Tubes can be found new at bike shops for under 5 dollar, and can be found free in the dumpsters behind said shops. It doesn't matter if they have holes in them or not, you'll be cutting them up.
Make sure you are using tubes that do not (nor have ever had) any kind of sealant in them (Slime, Stan's...) They need to be clean and dry on the inside.
3. 2 Zip ties.
The small thin ones work quite well in this application.
4. A measuring tool.
To measure out the length of tube
5. A cutting tool.
To cut the tubing.
Step 2: Load 'em Up.
1. Slide the first battery into the tube positive terminal first. (pic 1). It can be a bit of pain to get them to slide into the tube and a permanent maker can be used to ram them down if needed.

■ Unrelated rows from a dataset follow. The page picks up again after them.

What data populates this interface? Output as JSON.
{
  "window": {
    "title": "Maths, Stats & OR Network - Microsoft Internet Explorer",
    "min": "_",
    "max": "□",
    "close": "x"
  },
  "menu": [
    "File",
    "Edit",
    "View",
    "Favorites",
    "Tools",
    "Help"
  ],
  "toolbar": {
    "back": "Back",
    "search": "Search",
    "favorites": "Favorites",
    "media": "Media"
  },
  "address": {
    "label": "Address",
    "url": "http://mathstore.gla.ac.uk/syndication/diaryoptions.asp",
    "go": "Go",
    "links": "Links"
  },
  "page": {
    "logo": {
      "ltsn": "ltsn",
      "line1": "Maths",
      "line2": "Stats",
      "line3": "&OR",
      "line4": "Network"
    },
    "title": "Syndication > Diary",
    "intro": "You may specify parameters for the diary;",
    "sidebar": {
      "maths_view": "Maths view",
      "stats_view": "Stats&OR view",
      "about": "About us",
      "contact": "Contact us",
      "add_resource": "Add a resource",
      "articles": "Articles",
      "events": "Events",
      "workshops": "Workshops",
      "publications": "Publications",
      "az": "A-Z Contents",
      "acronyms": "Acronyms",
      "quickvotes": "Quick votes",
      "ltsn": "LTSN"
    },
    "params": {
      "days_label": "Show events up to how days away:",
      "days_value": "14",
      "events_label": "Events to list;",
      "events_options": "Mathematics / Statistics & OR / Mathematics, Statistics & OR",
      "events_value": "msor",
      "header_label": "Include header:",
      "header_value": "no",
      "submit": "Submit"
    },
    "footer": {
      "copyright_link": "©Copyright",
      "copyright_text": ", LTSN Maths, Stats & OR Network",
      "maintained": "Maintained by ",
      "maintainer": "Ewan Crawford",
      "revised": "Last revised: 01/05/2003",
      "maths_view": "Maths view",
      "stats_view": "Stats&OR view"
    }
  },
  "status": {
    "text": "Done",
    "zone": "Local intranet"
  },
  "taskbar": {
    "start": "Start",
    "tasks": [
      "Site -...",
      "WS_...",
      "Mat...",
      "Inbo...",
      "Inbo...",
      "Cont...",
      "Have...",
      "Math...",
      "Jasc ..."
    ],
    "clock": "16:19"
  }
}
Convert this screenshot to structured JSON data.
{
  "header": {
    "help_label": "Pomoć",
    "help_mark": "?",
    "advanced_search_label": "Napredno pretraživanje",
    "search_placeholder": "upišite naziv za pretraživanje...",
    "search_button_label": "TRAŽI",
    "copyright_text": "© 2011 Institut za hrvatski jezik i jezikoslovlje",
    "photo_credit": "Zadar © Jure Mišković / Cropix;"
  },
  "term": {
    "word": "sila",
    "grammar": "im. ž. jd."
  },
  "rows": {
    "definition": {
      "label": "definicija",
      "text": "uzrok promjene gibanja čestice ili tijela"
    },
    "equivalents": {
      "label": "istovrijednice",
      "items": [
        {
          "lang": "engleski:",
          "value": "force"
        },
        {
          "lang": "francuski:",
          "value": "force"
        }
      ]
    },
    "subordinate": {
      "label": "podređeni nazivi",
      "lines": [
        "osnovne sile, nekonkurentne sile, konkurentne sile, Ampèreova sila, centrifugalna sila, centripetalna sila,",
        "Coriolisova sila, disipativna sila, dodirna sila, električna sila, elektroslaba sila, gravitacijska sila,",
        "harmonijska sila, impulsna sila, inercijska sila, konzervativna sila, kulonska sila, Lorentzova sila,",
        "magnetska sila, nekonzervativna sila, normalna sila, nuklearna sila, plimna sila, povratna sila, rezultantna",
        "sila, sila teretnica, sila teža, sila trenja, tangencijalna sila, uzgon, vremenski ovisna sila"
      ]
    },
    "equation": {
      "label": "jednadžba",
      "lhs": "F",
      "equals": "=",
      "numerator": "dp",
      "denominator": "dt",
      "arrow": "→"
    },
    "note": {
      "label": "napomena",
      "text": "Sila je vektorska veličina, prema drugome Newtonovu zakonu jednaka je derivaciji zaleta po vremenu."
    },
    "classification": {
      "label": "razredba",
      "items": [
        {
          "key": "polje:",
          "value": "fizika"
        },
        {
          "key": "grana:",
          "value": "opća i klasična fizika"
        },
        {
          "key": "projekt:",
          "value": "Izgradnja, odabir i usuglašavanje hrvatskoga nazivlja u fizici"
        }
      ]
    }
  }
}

2. Slide the second cell in negative terminal first. You want the cells to be negative to negative. If you're using cells that have a base rim that keep the terminals from touching in this position (like the SF123A's, see pic. 2) then you won't need any kind of insulator. If you packing AA's or any other cell type that will touch terminals when configured like this, cut a small square of inner tube (smaller than the diameter of the cell, but big enough to cover the majority of the contact, see pic. 3) and place it down in the tube on top of the first cells negative terminal so that they are insulated from each other. (pic. 4)
3. Align them so that there is about 3/4" (2cm) of tubing sticking out on either end. (pic 5.)
Step 3: Seal the Ends
1. Take the length of tubing sticking out of one end and twist it up like a tootsie-roll wrapper end (pic. 1)
2. With the end still rolled up, secure it with one of the zip ties. (pic. 2)
3. Trim the end of the tubing and the zip tie. (pic. 3)
4. Repeat 1-3 for the other end and your done (pic. 4)
Step 4: Deployment
To free the cells, flex the unit slightly with your thumb , index and middle finger as displayed in pic. 1
Use a sharp knife to make a small slit in the rubber between the two cells (pic. 2) Try not to touch the contacts. Only a small cut is necessary. Bend the two batteries away from each other and the rubber will split apart allowing you to remove the cells.
Discard the rubber and you are good to go.